Element data from apps and pages:
-- -- --

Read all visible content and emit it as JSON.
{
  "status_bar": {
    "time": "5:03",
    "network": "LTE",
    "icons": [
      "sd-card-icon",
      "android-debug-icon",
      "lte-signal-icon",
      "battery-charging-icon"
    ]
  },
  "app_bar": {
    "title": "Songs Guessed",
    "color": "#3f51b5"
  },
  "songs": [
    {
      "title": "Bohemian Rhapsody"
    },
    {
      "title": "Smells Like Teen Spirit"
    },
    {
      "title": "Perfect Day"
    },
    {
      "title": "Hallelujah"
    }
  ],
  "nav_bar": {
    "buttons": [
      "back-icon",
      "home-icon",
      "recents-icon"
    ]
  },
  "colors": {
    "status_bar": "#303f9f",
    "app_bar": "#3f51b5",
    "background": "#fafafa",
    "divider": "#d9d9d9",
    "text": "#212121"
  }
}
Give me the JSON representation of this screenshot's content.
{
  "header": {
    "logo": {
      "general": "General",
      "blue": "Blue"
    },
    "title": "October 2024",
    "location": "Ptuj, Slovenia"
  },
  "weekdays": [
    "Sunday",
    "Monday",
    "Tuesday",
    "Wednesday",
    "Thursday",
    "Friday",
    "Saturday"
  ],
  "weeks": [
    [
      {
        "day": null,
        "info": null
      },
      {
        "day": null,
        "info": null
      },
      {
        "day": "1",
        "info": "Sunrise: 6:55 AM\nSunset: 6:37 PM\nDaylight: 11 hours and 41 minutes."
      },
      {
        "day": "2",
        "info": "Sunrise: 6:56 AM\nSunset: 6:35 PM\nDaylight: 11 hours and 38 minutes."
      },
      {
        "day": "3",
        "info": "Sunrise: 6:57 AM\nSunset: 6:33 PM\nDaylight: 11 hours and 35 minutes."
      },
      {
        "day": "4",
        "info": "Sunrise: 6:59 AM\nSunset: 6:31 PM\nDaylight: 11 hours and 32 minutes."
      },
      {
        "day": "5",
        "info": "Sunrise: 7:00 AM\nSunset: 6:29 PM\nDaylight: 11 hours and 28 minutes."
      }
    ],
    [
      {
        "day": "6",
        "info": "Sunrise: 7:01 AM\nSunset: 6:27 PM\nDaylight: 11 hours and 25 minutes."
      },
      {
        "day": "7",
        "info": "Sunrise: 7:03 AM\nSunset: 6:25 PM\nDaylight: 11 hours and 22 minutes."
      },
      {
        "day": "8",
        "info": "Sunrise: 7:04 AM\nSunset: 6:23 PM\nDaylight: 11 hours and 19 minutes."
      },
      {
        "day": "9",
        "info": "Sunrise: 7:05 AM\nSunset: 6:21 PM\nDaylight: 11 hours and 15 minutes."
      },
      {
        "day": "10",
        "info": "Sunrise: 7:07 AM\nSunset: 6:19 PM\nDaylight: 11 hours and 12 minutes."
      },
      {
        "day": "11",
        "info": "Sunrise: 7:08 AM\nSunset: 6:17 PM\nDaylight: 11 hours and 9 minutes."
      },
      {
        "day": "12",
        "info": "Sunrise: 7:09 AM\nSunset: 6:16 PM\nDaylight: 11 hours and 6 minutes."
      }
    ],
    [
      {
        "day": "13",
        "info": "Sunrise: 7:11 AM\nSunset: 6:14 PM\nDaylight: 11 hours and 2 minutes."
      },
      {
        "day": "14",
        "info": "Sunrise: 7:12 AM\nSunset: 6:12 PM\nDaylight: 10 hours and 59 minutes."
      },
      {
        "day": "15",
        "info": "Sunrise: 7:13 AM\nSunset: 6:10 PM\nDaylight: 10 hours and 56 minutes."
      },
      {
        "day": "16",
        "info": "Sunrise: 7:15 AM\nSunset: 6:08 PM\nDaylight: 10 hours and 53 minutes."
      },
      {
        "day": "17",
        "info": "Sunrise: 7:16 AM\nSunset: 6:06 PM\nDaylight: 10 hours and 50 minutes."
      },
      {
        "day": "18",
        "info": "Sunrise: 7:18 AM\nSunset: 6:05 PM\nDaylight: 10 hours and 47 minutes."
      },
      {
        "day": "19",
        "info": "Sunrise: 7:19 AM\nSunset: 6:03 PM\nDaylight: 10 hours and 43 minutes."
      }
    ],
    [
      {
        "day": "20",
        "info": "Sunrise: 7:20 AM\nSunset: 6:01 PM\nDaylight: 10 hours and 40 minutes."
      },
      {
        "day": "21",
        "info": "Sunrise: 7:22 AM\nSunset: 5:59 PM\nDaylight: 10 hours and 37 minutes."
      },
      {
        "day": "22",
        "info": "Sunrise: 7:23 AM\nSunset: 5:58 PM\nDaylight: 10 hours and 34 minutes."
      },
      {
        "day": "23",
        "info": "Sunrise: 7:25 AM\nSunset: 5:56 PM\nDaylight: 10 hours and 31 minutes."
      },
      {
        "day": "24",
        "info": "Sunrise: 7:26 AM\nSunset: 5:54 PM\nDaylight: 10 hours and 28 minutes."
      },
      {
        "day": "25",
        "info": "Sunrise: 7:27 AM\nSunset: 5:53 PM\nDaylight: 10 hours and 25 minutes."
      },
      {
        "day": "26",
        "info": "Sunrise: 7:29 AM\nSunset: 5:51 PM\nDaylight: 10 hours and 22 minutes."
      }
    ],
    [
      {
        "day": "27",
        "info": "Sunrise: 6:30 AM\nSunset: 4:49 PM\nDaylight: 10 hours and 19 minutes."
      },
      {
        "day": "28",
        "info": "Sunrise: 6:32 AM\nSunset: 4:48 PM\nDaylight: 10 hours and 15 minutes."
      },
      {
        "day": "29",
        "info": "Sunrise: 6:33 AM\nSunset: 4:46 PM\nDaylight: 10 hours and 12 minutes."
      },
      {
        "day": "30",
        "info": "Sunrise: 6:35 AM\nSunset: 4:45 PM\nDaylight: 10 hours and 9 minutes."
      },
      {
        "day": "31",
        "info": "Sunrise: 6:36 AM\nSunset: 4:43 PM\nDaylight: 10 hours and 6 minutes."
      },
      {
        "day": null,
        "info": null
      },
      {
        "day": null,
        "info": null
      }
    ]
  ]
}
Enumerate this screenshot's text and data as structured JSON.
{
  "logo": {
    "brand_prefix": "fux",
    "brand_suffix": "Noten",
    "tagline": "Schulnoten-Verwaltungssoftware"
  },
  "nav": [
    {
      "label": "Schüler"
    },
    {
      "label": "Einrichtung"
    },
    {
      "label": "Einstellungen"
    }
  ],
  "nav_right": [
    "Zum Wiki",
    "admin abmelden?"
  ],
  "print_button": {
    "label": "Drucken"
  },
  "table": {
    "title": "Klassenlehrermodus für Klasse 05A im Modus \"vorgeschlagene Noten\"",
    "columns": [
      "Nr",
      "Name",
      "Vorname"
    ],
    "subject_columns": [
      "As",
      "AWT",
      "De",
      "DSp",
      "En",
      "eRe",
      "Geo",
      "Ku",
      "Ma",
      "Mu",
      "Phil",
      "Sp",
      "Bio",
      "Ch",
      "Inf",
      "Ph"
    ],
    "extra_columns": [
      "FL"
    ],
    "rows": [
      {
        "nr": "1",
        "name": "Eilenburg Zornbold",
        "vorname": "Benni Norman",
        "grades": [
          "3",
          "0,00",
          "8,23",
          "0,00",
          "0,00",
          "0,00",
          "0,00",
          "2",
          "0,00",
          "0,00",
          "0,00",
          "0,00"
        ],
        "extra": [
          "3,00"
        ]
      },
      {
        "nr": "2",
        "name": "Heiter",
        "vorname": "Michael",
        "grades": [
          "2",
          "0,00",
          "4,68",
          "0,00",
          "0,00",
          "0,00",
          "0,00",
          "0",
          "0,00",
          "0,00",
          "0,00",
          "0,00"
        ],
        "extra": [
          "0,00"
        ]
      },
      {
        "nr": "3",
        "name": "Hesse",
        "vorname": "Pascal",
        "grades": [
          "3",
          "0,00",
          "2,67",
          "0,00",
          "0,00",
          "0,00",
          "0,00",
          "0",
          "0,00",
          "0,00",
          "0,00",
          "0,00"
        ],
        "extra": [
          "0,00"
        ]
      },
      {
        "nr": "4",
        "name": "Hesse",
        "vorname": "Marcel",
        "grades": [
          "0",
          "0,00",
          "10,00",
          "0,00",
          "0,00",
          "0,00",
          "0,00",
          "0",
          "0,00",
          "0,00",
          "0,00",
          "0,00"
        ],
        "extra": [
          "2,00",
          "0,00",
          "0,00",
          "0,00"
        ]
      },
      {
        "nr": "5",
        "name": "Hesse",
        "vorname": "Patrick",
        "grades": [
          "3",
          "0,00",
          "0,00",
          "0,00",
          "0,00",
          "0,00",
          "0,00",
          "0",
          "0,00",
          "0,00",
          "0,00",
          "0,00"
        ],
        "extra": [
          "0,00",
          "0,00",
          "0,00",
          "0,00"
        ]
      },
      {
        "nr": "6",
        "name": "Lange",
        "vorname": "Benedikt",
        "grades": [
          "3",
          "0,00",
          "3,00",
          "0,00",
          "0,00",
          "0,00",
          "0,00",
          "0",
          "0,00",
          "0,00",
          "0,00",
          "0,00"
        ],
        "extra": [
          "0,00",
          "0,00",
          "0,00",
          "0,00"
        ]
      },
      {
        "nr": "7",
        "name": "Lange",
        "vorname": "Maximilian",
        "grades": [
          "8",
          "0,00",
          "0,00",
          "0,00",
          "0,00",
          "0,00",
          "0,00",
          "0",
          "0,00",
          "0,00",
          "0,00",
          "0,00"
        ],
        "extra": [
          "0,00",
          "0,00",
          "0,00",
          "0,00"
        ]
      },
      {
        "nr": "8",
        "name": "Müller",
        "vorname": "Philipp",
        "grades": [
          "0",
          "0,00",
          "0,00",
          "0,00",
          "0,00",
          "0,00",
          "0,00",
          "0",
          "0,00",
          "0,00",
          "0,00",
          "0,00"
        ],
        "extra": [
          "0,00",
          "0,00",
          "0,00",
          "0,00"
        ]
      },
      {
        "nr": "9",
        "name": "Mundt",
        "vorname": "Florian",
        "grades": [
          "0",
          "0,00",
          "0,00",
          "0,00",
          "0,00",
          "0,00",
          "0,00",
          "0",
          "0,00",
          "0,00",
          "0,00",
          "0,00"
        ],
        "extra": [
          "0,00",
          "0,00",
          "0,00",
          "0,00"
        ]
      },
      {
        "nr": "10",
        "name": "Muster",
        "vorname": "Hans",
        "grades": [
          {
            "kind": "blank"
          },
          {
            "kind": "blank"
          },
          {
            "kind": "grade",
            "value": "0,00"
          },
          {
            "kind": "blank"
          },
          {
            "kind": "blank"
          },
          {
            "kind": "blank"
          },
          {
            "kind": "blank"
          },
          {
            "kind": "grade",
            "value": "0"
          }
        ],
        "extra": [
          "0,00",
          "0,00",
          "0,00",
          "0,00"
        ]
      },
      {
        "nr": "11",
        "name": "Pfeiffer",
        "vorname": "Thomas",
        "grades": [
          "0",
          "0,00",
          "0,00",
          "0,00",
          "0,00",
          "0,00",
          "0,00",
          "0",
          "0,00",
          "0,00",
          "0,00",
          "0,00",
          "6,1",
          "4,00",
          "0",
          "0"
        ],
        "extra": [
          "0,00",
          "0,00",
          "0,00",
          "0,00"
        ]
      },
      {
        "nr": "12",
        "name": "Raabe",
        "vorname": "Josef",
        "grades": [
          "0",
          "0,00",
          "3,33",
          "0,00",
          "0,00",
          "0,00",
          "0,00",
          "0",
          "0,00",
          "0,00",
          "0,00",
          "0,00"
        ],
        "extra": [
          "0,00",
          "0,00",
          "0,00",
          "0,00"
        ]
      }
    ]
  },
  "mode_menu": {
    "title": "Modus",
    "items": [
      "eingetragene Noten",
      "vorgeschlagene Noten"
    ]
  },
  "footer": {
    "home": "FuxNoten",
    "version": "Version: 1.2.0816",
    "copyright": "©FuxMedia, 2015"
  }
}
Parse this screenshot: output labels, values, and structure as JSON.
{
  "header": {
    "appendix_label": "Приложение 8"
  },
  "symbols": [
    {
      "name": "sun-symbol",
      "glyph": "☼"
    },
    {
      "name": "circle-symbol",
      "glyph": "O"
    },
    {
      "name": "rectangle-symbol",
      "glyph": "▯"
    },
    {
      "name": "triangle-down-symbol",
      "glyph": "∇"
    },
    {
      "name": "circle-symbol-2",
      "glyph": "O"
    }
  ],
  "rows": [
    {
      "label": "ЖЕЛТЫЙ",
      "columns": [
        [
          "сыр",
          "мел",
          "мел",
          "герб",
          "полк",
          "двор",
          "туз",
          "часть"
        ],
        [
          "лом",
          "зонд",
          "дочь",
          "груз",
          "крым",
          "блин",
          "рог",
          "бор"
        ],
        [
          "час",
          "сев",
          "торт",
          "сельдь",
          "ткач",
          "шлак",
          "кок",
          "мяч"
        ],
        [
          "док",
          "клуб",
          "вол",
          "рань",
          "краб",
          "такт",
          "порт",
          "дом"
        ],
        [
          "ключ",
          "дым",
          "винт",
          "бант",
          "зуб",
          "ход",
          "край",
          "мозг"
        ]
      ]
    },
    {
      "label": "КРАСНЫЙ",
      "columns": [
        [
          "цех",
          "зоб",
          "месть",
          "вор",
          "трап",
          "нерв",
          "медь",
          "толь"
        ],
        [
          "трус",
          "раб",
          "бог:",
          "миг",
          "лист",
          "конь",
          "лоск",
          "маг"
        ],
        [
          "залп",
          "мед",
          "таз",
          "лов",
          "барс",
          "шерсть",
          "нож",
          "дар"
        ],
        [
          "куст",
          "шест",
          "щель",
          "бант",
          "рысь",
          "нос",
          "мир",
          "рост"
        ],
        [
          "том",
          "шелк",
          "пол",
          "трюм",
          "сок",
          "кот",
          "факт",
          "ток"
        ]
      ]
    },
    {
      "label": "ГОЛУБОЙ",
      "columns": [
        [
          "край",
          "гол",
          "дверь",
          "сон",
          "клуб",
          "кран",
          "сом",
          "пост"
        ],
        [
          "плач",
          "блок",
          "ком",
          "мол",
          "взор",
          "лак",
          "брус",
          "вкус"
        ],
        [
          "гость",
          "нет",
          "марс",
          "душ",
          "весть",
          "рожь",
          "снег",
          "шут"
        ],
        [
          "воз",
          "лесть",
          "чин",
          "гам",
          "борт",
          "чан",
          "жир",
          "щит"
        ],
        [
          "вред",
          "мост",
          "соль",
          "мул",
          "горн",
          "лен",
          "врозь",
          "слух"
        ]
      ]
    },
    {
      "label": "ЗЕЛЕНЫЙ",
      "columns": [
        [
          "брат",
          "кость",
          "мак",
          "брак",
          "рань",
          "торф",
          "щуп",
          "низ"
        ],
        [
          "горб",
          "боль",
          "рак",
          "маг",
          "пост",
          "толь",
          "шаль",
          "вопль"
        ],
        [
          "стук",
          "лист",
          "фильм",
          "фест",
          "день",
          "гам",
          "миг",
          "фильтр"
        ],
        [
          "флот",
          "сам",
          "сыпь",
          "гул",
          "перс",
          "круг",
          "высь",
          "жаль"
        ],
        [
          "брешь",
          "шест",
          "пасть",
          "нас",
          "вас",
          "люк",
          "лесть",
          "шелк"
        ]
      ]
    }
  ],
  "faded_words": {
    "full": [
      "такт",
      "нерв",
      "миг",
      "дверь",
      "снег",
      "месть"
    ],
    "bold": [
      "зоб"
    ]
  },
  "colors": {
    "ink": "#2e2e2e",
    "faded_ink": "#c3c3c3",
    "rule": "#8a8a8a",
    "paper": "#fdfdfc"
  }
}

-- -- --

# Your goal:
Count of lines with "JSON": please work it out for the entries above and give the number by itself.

# Answer box:
4